IT and security teams cannot readily control the access levels of accounts they aren’t aware of, and we often find companies have hundreds of unmanaged, forgotten accounts belonging to users and systems that are no longer required.
We found that four in 10 organisations do nothing to discover these hidden accounts, and those that do are likely to find the task increasingly harder and harder. This is due to an increasing number of devices connecting to a network, along with virtual accounts and cloud environments.
Even those organisations that are able to search for privileged accounts are failing in their duty if they must do so manually. Searching an entire network for these accounts by hand is time consuming, meaning the information is already out of date before it is completed. Instead, organisations need to use automated discovery, which can identify privileged accounts in real-time, allowing them to be protected more expediently.
Having such visibility also means that IT teams can monitor when passwords were last changed and when and how the account was last used. These records are also invaluable when it comes to conducting audits, another common demand of most regulations.

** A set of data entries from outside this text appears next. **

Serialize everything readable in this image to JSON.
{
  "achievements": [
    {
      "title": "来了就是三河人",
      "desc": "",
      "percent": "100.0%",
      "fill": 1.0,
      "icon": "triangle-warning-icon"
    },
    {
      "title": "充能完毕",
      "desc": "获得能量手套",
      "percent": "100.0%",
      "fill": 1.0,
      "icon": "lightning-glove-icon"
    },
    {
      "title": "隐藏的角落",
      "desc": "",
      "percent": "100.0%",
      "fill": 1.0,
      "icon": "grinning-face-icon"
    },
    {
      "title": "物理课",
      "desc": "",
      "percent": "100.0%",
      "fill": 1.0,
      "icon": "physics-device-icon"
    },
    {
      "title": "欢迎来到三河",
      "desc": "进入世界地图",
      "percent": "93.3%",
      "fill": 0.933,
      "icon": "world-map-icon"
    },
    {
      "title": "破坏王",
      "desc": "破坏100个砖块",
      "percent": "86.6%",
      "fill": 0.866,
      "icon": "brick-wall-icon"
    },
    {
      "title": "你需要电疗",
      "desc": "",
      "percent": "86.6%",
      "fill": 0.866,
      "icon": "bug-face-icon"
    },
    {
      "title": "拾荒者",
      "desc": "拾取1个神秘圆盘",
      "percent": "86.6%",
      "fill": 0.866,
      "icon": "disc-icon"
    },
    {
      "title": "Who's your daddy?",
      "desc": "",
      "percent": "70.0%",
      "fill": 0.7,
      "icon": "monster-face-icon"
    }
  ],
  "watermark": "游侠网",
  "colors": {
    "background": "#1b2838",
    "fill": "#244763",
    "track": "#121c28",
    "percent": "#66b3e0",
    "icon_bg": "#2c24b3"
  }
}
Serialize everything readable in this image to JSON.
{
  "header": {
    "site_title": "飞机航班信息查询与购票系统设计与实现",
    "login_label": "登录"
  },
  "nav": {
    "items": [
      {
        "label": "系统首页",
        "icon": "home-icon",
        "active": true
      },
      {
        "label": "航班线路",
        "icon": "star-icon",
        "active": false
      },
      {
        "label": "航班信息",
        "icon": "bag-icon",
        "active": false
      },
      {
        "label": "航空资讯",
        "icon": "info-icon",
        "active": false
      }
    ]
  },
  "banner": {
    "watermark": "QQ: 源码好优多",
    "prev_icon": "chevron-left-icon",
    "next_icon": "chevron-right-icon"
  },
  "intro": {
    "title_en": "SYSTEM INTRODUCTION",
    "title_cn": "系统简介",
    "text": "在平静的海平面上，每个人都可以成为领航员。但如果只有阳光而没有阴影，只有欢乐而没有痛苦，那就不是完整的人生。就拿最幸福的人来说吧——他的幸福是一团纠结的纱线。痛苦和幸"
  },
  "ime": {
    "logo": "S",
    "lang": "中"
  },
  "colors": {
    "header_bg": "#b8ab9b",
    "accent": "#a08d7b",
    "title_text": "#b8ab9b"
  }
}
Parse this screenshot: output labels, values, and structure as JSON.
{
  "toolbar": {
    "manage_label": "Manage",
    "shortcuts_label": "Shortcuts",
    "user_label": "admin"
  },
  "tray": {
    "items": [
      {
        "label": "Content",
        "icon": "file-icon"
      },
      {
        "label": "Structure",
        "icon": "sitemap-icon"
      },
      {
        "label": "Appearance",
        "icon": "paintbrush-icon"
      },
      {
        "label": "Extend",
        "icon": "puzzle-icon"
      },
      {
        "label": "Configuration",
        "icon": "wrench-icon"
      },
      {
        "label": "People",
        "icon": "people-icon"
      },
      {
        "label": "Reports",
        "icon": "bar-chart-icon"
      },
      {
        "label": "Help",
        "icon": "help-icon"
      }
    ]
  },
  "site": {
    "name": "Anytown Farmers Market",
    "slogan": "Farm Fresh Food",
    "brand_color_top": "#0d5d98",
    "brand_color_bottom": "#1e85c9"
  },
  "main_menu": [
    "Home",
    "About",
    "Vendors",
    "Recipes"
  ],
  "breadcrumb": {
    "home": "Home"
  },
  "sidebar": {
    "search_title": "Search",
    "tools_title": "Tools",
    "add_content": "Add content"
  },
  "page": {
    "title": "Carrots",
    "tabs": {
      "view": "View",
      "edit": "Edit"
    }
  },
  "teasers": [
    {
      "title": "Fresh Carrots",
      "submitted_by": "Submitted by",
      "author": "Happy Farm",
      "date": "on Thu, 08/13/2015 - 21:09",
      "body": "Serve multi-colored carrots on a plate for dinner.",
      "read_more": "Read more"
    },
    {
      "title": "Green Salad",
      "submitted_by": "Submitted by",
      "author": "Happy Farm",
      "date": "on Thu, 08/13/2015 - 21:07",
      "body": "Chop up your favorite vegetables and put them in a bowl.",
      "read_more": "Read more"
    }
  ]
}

Compliance might not be the most exciting topic for many organisations, but they cannot ignore it. Getting the essentials right on access controls can be one of the most valuable steps a company can take in meeting their compliance obligations, potentially saving them from being the next example of a multimillion pound fine.